Instead we get something resembling another era of science fiction. The like of Flash Gordon and John Carter of Mars. Strangers traversing a completely alien landscape, coming across new and strange lands with each step. It's basically the same as landing on a new planet in the TARDIS every week, only here we're accepting that walking along and leaving France and heading into Germany means a different adventure.
It's also another new companion time. Seems to be the season. This one brings us the now rare man muscle role to be filled by C'rizz. For the most part he seems pretty unremarkable. Yes, he's an alien with a slightly odd bone structure that wouldn't look out of place in Star Trek, and the ability to shift his skin to match the environment like a chameleon. Other than the rather significant part where he has to kill his betrothed he just doesn't do a great deal. Right now, he only feels like a companion because someone wrote him to be, than any great moment in the serial.
For the most part, Kromon is practically an 80s episode, it almost reminds me of Mindwarp when everyone's fretting about Charley being captured, I got the distinct feeling I had when Peri was about to have her brain fried. It's a shame then that Charley comes out of the genetic manipulation and mind control unscathed, it's almost a reset button ala Star Trek, but the hints of C'rizz almost makes up for it. Yet after all the big talk in Scherzo that Charley and the Doctor are in love, you'd expect this to be a big deal, but it's not. It's done to add suspense. Which is a bit too much for a major character. Especially something that should be so traumatic. There was no real reason to do this to Charley, or there needed to be some major consequences.
Still, Kromon does manage to drop some hints at the season ahead, oh and the possibility that C'rizz is far more than how he's appeared throughout. Rather than the gun-ho character we got used to, the writers hint that the blink-and-you'll-miss-it characterisation at the start, of him being far more mellow and wise is actually his default state. It seems him running into the Doctor and getting involved has caused a very distinct shift in him, something the Doctor – and us – don't realise because he changed rather quickly.
As bog standard and forgettable as the majority of Creed of the Kromon has been, it seems to be planting the seeds for some rather intriguing progression for the rest of this season.
There comes a point where you reflect on the undertaking you've embarked on and wonder if it's worthwhile. I've hit that. I'm writing this in the closing weeks of 2014 - again I'm massively ahead – and I'm starting to think that maybe reviewing the entirety of Doctor Who is just a bit too much. Even just the TV is over 900 episodes. That's a lot. Even with my cut down numbers.
That's not including the Audio, which if I do it the way I imagine, Big Finish are at nearly 200 serials just in their monthly range. I've covered twenty. Again, that's not including all their spin-offs such as Dalek Empire, Gallifrey and UNIT.
I'm starting to think that maybe I've bitten off more than I can chew. That I need to throw in some restraint. The TV show already has some. I skimmed my viewing down significantly from all of it to the essentials and some recommended.
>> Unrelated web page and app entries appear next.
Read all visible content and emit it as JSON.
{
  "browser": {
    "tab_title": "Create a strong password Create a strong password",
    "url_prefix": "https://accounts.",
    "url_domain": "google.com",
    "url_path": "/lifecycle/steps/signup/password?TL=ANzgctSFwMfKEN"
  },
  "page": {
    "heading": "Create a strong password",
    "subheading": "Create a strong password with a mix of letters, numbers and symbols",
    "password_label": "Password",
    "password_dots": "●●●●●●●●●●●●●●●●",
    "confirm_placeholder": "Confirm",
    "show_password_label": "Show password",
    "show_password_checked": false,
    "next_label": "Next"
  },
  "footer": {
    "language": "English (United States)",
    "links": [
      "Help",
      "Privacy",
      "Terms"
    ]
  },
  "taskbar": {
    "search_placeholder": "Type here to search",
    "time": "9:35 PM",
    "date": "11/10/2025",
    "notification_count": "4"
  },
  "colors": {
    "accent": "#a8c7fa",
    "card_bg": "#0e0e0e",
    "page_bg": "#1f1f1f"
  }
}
It's this thinking I need to apply that to Big Finish. Especially after having to write about something like The Creed of the Kromon. I might return to something like A Jaunt through Time and Space or A Tour of Who Audio. Where I just sum up a few instances until we hit something big like the end of the Divergent Universe timeline with The Next Life or The Girl Who Never Was, which is Charley leaving.
But looking back, if this is to be a “the big moments” than I could technically skip writing in detail about stuff like Ambassadors of Death (as good as it was) and Inferno (as bad as it was). So I'll do what I feel like. Basically if I'm not particularly taken with some, don't be surprised to see a bunch lumped together.